Task brief:
Copies of all lines that contain "Marta" are needed; take them from the data below.
*** Opening Data to examine ***
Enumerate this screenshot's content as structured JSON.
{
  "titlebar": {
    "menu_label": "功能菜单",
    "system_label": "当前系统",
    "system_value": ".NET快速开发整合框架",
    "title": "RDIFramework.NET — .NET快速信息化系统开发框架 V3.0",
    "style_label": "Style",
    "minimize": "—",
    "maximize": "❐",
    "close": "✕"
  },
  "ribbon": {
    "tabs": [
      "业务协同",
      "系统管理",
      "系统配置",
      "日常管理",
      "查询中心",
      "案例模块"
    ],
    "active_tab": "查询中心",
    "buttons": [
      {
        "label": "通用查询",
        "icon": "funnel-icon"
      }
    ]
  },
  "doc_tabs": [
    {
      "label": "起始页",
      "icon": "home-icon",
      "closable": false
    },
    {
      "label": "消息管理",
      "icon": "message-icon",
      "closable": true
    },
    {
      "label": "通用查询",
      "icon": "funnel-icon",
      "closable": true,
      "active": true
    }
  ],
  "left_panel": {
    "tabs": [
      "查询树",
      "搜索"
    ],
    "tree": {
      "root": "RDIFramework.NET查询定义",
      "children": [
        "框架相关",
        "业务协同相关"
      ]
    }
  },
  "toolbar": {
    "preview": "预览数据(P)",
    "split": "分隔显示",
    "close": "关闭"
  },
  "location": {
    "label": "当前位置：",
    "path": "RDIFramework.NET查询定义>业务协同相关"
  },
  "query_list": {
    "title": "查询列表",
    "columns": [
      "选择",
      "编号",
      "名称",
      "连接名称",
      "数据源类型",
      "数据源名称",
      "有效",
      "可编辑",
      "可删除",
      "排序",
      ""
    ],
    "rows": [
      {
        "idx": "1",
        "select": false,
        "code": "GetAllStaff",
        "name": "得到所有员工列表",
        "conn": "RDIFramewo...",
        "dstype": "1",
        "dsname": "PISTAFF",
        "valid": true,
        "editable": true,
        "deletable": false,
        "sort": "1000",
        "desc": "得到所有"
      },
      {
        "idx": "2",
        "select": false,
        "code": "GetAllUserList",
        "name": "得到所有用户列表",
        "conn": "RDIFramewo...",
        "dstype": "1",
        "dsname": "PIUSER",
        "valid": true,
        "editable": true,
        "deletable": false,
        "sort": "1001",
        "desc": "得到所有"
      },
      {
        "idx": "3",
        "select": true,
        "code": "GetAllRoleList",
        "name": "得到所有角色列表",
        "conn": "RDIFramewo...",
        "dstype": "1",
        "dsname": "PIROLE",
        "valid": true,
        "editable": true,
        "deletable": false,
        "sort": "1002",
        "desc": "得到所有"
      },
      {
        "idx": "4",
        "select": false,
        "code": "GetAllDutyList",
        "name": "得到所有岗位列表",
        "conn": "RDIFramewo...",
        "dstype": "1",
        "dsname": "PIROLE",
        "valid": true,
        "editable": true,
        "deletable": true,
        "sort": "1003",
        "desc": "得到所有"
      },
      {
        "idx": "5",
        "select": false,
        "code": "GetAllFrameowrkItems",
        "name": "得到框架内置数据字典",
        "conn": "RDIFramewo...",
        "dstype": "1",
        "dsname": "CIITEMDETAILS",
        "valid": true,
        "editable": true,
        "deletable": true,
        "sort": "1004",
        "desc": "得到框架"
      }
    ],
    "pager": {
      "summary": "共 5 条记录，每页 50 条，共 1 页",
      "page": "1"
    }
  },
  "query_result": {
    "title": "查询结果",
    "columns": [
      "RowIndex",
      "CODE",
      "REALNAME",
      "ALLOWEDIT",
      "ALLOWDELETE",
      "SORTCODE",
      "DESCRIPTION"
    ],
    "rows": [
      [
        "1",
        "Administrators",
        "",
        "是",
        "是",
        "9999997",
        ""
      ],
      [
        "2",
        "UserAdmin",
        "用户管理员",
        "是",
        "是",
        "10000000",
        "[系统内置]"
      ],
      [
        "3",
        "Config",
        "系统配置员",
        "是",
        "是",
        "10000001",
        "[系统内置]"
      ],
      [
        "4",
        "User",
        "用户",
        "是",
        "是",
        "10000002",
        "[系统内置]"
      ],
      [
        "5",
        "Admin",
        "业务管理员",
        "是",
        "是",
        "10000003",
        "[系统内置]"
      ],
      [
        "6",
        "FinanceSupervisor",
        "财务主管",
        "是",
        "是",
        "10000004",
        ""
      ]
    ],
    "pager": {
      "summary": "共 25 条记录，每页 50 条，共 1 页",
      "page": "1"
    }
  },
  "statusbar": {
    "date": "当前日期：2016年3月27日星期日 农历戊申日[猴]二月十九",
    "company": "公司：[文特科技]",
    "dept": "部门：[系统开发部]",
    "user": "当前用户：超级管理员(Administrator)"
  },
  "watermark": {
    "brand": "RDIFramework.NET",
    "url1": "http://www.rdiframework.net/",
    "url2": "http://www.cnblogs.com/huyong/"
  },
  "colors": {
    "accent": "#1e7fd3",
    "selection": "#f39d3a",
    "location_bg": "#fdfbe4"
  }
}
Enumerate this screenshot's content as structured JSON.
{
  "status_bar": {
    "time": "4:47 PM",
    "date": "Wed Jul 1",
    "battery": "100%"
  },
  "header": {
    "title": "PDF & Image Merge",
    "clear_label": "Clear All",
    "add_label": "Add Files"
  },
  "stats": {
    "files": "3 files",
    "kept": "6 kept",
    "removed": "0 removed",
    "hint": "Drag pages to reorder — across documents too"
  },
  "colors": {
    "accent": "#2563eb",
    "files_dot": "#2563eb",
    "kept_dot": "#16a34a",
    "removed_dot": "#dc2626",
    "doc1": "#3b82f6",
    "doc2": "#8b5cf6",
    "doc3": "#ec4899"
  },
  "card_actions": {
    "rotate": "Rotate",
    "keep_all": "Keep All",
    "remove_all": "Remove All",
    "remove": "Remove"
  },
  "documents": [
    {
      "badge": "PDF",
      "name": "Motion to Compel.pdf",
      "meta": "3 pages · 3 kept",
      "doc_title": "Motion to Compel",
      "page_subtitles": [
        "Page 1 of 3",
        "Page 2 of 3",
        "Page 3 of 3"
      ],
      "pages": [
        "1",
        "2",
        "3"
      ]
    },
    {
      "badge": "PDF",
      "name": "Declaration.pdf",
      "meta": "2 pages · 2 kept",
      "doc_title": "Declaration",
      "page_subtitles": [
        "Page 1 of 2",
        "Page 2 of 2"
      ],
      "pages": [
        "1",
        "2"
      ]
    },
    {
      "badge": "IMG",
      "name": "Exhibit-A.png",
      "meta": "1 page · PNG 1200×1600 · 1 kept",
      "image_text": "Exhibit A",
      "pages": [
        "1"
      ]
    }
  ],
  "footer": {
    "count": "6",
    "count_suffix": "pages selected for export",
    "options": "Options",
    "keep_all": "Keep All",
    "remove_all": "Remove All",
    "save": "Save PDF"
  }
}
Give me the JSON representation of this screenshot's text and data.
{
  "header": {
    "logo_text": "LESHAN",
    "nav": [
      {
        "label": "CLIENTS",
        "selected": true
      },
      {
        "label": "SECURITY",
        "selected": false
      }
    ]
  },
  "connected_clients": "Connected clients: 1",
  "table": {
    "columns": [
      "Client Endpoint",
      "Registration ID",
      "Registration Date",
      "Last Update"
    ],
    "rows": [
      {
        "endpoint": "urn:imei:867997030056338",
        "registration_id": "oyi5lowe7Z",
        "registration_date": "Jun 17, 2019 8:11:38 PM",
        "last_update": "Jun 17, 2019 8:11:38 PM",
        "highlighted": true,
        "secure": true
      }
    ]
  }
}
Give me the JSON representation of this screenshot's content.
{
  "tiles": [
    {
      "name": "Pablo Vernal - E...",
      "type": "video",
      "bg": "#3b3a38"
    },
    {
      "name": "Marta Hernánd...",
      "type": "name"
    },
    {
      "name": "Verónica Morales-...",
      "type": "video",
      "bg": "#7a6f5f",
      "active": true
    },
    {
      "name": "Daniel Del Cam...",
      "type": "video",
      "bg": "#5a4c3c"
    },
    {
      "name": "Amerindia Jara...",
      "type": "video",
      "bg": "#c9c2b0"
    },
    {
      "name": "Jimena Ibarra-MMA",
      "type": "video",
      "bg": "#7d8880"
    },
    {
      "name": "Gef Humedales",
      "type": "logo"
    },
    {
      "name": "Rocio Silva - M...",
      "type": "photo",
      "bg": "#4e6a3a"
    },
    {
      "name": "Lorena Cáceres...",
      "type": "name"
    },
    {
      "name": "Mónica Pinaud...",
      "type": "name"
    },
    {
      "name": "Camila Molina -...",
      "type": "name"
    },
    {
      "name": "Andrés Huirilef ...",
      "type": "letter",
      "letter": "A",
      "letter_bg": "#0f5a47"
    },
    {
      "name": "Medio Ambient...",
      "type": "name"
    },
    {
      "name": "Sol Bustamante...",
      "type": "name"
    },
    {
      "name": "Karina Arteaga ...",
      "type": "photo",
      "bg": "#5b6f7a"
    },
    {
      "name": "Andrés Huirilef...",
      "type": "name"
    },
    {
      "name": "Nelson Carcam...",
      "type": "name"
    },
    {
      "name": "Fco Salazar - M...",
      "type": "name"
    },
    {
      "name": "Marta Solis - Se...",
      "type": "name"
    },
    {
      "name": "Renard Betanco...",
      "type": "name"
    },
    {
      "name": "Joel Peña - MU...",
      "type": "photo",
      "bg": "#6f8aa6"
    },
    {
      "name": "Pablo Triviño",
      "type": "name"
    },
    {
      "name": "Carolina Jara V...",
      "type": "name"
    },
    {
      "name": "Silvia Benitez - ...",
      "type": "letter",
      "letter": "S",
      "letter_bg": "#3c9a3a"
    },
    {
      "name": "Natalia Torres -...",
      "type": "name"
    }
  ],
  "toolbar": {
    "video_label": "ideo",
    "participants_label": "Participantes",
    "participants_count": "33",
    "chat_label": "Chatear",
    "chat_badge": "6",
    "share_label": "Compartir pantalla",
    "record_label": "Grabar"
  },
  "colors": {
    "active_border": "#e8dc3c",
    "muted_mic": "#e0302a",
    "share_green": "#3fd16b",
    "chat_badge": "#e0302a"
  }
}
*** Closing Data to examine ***
Solution for this exercise:
      "name": "Marta Hernánd...",
      "name": "Marta Solis - Se...",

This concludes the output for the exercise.